§ Prompt
Please give again, exactly, every line of the material from the one containing "Give me the" to the end, including both of those lines.
======
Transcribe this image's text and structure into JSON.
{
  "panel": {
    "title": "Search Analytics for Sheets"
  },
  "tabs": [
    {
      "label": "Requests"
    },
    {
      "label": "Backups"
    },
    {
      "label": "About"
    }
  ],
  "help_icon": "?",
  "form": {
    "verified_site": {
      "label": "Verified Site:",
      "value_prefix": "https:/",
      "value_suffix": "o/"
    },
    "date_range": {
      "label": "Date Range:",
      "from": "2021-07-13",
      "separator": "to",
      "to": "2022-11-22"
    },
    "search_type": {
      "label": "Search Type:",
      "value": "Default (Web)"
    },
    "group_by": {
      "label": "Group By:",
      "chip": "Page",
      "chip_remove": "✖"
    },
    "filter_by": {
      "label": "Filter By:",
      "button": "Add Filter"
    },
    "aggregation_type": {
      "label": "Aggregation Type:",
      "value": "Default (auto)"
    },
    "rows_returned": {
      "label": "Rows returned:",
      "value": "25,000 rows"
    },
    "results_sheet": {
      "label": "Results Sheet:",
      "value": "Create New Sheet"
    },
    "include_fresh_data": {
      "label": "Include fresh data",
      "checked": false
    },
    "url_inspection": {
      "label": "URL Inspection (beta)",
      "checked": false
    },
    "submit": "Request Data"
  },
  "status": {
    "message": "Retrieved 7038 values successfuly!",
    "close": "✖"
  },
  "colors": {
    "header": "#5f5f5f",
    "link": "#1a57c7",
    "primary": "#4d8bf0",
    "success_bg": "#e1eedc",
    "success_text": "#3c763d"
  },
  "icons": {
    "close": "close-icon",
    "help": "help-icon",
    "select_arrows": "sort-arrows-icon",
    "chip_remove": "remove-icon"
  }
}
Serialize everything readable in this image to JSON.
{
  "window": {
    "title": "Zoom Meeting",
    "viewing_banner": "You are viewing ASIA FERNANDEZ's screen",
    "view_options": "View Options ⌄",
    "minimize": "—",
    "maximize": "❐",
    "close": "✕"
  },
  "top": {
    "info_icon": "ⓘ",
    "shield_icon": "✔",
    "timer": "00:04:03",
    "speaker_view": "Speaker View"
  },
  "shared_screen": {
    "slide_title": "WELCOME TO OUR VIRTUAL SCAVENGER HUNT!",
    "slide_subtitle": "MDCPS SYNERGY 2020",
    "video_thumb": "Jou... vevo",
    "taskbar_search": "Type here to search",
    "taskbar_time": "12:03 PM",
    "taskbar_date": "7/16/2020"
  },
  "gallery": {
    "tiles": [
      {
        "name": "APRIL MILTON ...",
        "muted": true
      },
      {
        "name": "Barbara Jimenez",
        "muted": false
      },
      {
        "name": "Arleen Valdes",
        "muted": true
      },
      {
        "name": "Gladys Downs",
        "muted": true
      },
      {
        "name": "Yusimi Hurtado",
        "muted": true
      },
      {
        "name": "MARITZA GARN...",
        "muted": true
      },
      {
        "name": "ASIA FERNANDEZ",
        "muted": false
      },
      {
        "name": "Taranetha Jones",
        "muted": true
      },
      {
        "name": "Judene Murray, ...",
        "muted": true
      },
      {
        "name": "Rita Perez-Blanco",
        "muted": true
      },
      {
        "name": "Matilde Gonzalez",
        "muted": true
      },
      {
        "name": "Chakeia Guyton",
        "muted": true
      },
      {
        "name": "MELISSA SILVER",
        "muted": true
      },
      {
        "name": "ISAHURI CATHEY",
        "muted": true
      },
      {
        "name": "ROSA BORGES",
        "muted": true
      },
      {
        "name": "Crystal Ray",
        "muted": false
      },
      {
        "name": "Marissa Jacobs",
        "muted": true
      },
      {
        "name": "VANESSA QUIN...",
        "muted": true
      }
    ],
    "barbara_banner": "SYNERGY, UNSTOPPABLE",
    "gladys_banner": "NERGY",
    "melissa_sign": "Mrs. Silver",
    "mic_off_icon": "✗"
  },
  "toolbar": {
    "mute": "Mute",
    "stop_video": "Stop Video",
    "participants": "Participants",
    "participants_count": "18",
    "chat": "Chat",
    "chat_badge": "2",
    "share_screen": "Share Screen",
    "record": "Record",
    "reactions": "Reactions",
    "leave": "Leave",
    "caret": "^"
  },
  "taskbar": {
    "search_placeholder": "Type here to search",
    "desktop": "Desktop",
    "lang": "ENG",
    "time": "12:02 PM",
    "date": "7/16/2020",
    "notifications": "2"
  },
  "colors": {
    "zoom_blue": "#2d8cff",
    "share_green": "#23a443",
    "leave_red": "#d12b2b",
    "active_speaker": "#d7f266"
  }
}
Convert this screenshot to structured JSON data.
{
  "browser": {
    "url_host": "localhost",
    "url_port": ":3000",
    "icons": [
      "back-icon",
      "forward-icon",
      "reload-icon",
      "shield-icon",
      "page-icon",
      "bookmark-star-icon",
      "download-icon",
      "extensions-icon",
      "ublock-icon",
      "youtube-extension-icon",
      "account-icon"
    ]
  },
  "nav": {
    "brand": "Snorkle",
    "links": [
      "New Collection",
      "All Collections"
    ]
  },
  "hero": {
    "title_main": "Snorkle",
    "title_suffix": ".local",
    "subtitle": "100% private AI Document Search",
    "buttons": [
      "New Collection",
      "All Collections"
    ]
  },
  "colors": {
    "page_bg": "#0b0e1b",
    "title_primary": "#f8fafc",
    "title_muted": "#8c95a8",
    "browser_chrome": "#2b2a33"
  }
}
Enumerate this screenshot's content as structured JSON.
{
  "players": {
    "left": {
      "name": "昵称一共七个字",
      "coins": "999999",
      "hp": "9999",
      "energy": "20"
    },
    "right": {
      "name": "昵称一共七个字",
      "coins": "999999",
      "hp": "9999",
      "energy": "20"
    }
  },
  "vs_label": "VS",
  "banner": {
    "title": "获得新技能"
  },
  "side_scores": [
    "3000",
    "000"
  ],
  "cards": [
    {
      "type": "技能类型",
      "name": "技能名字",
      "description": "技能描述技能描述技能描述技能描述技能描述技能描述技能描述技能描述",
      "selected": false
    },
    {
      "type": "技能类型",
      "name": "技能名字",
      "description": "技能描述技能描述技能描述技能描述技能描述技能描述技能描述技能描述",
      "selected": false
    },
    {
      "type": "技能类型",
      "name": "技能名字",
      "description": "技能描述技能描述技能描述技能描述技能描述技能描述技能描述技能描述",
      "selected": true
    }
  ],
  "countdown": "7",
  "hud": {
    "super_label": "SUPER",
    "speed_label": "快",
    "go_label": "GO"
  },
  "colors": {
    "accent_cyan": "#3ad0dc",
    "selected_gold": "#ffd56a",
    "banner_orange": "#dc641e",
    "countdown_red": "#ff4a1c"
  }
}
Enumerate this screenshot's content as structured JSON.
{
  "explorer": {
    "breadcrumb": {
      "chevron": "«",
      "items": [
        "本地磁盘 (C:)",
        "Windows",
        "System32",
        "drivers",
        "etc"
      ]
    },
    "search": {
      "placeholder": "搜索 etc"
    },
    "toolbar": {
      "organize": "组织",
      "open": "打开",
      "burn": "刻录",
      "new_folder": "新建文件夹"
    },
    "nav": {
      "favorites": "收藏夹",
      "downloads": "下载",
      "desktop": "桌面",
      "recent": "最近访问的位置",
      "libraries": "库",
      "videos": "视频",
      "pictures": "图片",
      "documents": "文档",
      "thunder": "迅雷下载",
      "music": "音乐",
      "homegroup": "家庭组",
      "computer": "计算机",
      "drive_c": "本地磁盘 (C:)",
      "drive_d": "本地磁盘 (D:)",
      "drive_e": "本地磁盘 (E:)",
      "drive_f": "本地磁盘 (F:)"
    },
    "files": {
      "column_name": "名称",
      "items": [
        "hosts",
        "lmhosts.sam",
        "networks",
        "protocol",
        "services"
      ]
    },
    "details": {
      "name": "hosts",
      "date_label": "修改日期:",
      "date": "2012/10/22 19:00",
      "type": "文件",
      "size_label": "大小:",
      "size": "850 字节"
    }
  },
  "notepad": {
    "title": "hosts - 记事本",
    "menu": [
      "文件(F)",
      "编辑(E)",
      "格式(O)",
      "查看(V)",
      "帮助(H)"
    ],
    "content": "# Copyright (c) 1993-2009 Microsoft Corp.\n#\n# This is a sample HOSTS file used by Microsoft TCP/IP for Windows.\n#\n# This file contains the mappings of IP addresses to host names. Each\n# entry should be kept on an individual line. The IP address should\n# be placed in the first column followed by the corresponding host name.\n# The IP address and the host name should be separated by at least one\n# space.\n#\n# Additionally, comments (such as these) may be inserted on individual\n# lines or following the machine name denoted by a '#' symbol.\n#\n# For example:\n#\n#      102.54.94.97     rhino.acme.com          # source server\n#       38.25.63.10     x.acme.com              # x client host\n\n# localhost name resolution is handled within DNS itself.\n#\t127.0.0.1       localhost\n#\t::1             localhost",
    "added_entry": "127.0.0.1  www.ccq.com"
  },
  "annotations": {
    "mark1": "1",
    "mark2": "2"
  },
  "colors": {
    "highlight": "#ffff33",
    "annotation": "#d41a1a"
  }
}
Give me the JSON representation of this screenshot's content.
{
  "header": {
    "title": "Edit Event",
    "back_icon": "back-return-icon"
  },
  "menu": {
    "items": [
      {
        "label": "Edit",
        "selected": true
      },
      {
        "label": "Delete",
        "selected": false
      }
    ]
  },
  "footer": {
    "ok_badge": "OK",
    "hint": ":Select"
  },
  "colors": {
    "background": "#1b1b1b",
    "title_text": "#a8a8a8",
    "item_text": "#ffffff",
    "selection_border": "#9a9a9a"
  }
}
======
§ Solution for this exercise
Give me the JSON representation of this screenshot's content.
{
  "header": {
    "title": "Edit Event",
    "back_icon": "back-return-icon"
  },
  "menu": {
    "items": [
      {
        "label": "Edit",
        "selected": true
      },
      {
        "label": "Delete",
        "selected": false
      }
    ]
  },
  "footer": {
    "ok_badge": "OK",
    "hint": ":Select"
  },
  "colors": {
    "background": "#1b1b1b",
    "title_text": "#a8a8a8",
    "item_text": "#ffffff",
    "selection_border": "#9a9a9a"
  }
}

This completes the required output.